Provided material:
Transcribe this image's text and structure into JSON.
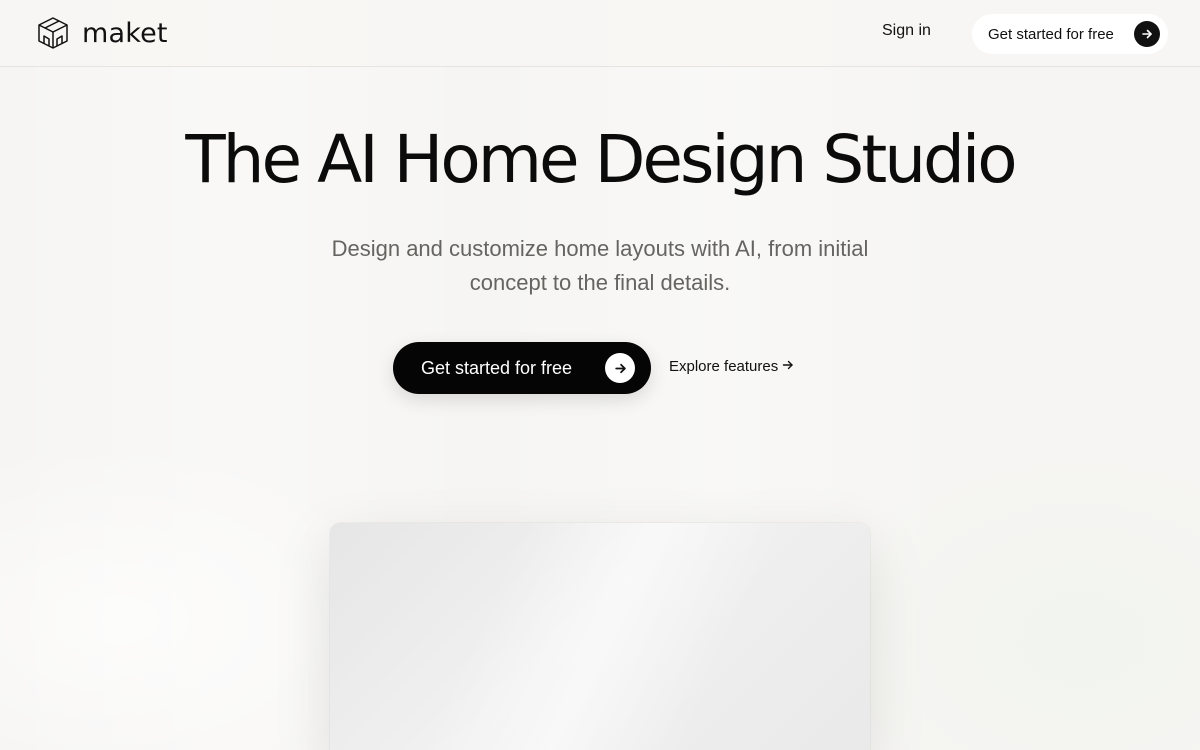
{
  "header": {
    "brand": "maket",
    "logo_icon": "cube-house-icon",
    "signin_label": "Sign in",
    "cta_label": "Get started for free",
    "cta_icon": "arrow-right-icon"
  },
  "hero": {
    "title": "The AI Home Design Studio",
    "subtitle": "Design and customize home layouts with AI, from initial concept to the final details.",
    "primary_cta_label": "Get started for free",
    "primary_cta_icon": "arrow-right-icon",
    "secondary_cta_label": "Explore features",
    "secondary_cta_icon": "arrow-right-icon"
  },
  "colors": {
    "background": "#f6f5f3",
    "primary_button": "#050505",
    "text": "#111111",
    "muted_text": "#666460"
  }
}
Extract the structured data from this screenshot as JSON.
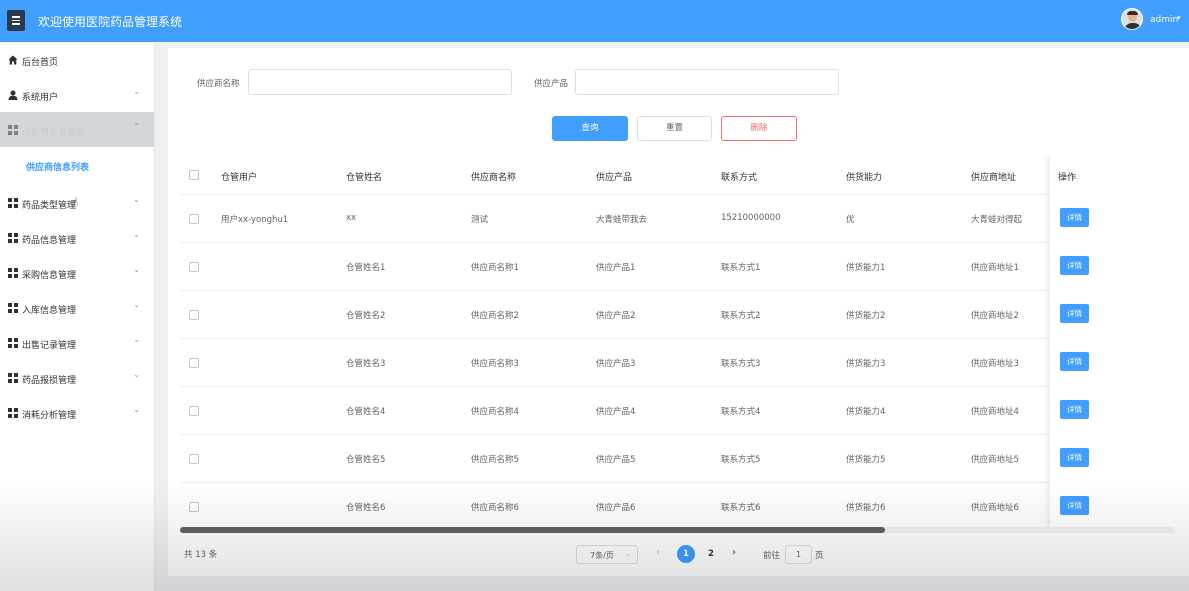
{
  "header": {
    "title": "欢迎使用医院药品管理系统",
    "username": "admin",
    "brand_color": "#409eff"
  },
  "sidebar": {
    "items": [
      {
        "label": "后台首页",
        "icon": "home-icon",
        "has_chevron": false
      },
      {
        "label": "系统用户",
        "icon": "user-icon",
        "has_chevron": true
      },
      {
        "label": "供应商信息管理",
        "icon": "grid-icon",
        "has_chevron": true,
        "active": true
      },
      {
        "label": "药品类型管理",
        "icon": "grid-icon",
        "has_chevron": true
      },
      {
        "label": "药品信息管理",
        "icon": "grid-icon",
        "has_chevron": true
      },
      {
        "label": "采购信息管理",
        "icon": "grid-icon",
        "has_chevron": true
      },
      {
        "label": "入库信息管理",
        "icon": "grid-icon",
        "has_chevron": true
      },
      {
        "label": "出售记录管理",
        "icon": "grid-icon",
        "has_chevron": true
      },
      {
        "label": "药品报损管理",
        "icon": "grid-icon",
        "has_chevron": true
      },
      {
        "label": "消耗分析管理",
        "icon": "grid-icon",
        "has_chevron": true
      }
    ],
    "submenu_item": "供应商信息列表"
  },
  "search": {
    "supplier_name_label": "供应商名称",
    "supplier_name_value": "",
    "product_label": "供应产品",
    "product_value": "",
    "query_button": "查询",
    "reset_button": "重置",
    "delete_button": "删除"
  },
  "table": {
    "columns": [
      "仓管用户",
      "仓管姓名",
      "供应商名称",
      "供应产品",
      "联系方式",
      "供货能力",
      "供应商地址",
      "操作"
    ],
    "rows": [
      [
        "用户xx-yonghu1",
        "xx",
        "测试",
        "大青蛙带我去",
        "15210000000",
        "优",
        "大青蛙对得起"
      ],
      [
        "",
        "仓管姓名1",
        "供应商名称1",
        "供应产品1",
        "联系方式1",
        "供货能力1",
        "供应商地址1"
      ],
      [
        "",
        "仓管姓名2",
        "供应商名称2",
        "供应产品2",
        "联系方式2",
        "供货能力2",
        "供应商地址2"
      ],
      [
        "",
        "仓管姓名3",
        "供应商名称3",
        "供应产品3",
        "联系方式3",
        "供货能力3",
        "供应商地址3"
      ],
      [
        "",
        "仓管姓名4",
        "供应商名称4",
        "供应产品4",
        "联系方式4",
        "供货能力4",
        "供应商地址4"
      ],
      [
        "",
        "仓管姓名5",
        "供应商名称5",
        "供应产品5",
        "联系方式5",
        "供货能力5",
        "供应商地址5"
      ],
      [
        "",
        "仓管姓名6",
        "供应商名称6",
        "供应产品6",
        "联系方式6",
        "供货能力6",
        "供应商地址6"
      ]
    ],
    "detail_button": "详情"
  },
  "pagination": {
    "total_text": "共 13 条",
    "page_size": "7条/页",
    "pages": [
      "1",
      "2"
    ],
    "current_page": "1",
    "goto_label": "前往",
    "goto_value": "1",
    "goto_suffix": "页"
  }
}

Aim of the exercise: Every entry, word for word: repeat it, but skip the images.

Response:
Transcribe this image's text and structure into JSON.
{
  "header": {
    "brand": "maket",
    "logo_icon": "cube-house-icon",
    "signin_label": "Sign in",
    "cta_label": "Get started for free",
    "cta_icon": "arrow-right-icon"
  },
  "hero": {
    "title": "The AI Home Design Studio",
    "subtitle": "Design and customize home layouts with AI, from initial concept to the final details.",
    "primary_cta_label": "Get started for free",
    "primary_cta_icon": "arrow-right-icon",
    "secondary_cta_label": "Explore features",
    "secondary_cta_icon": "arrow-right-icon"
  },
  "colors": {
    "background": "#f6f5f3",
    "primary_button": "#050505",
    "text": "#111111",
    "muted_text": "#666460"
  }
}
Extract the structured data from this screenshot as JSON.
{
  "header": {
    "title": "欢迎使用医院药品管理系统",
    "username": "admin",
    "brand_color": "#409eff"
  },
  "sidebar": {
    "items": [
      {
        "label": "后台首页",
        "icon": "home-icon",
        "has_chevron": false
      },
      {
        "label": "系统用户",
        "icon": "user-icon",
        "has_chevron": true
      },
      {
        "label": "供应商信息管理",
        "icon": "grid-icon",
        "has_chevron": true,
        "active": true
      },
      {
        "label": "药品类型管理",
        "icon": "grid-icon",
        "has_chevron": true
      },
      {
        "label": "药品信息管理",
        "icon": "grid-icon",
        "has_chevron": true
      },
      {
        "label": "采购信息管理",
        "icon": "grid-icon",
        "has_chevron": true
      },
      {
        "label": "入库信息管理",
        "icon": "grid-icon",
        "has_chevron": true
      },
      {
        "label": "出售记录管理",
        "icon": "grid-icon",
        "has_chevron": true
      },
      {
        "label": "药品报损管理",
        "icon": "grid-icon",
        "has_chevron": true
      },
      {
        "label": "消耗分析管理",
        "icon": "grid-icon",
        "has_chevron": true
      }
    ],
    "submenu_item": "供应商信息列表"
  },
  "search": {
    "supplier_name_label": "供应商名称",
    "supplier_name_value": "",
    "product_label": "供应产品",
    "product_value": "",
    "query_button": "查询",
    "reset_button": "重置",
    "delete_button": "删除"
  },
  "table": {
    "columns": [
      "仓管用户",
      "仓管姓名",
      "供应商名称",
      "供应产品",
      "联系方式",
      "供货能力",
      "供应商地址",
      "操作"
    ],
    "rows": [
      [
        "用户xx-yonghu1",
        "xx",
        "测试",
        "大青蛙带我去",
        "15210000000",
        "优",
        "大青蛙对得起"
      ],
      [
        "",
        "仓管姓名1",
        "供应商名称1",
        "供应产品1",
        "联系方式1",
        "供货能力1",
        "供应商地址1"
      ],
      [
        "",
        "仓管姓名2",
        "供应商名称2",
        "供应产品2",
        "联系方式2",
        "供货能力2",
        "供应商地址2"
      ],
      [
        "",
        "仓管姓名3",
        "供应商名称3",
        "供应产品3",
        "联系方式3",
        "供货能力3",
        "供应商地址3"
      ],
      [
        "",
        "仓管姓名4",
        "供应商名称4",
        "供应产品4",
        "联系方式4",
        "供货能力4",
        "供应商地址4"
      ],
      [
        "",
        "仓管姓名5",
        "供应商名称5",
        "供应产品5",
        "联系方式5",
        "供货能力5",
        "供应商地址5"
      ],
      [
        "",
        "仓管姓名6",
        "供应商名称6",
        "供应产品6",
        "联系方式6",
        "供货能力6",
        "供应商地址6"
      ]
    ],
    "detail_button": "详情"
  },
  "pagination": {
    "total_text": "共 13 条",
    "page_size": "7条/页",
    "pages": [
      "1",
      "2"
    ],
    "current_page": "1",
    "goto_label": "前往",
    "goto_value": "1",
    "goto_suffix": "页"
  }
}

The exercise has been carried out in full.